On February 1, 2017 I received my Ph.D. from the English department at the Graduate Center of the City University of New York. I also earned a Certificate in American Studies. Previously, I have received my M.A. and M.Phil. in English from the Graduate Center and a B.A. in English from Lafayette College. In the Fall of 2016, I was a Fellow-in-Residence at the Mellon Committee on Globalization and Social Change at the Graduate Center. Previously, I was a 2015-16 IRADAC (Institute for Research on the African Diaspora in the Americas and the Caribbean) Fellow at the Graduate Center and a Writing Across the Curriculum (WAC) Fellow at Hostos Community College, CUNY, a position held from 2014-2016. I have been a Graduate Teaching Fellow at the College of Staten Island, CUNY and an Adjunct Lecturer at LaGuardia Community College, CUNY, where I have taught courses in both composition and literature from the pre-1865 and post-1865 periods, both American and British. Broadly, my research and teaching interests are in US literatures of the long nineteenth century, with an emphasis on the pre-Civil War period. I study the intersections of race, slavery, resistance, freedom, and textuality in the United States and the Atlantic world.

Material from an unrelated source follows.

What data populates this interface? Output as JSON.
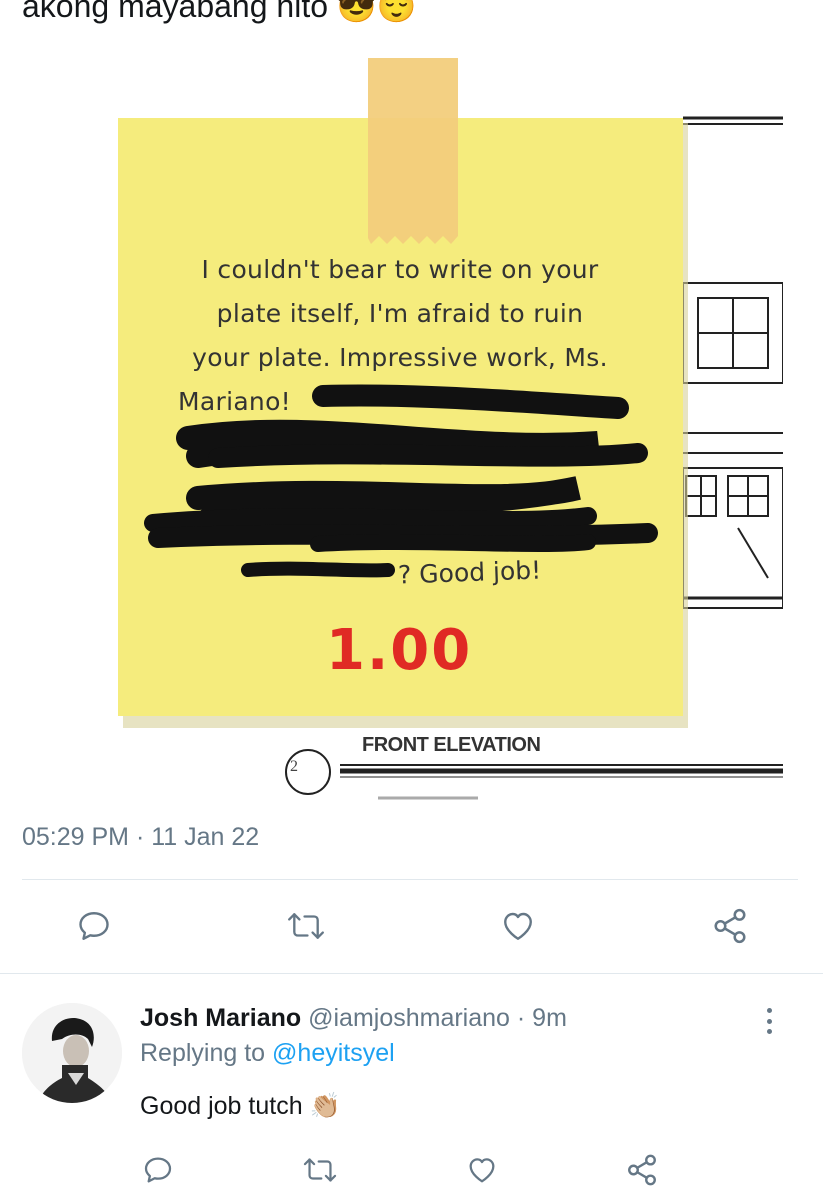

My dissertation examines a counter-archive of pre-Civil War US literature that imagines marronage as offering alternate spaces of freedom, refuge, and autonomy outside the unidirectional South-to-North geographical trajectory of the Underground Railroad, which has often framed the story of freedom and unfreedom for African Americans in pre-1865 US cultural studies. I argue that literary representations of marronage respond to the legislatively enforced political geography of slavery as a national institution after the passage of the Fugitive Slave Act in 1850 and, subsequently, the Kansas-Nebraska Act in 1854, the Dred Scott decision in 1857, and the upholding of the Fugitive Slave Law’s constitutionality in 1859. Through maroons and marronage we can locate alternate spaces of fugitive freedom within slaveholding territory, thereby contesting fixed notions of the sectional geography of freedom and unfreedom in the antebellum United States and expanding the geospatial imaginary through which we interpret the complexities of early African American literature and life. My dissertation supervisor is Professor Eric Lott, and Professors Duncan Faherty and Robert Reid-Pharr are the members of my dissertation committee.
My dissertation research has been supported by grants and fellowships from the English Department at the Graduate Center (the Morton Cohen Dissertation Year Travel Award); the Advanced Research Collaborative; the Doctoral Students’ Research Grant Program; IRADAC (the Institute for Research on the African Diaspora in the Americas and the Caribbean); a highly competitive Graduate Center Dissertation Fellowship; travel grants from the Modern Language Association, Society for the Study of American Women Writers, Northeast MLA, South Central MLA, and the Presidential Research Fund at the Graduate Center; and a Lillian Gary Taylor Fellowship in American Literature at the University of Virginia. This past June, I spent a week at the Virginia Historical Society (VHS) on an Andrew W. Mellon Foundation Fellowship to perform research for my dissertation in their wonderful historical collections.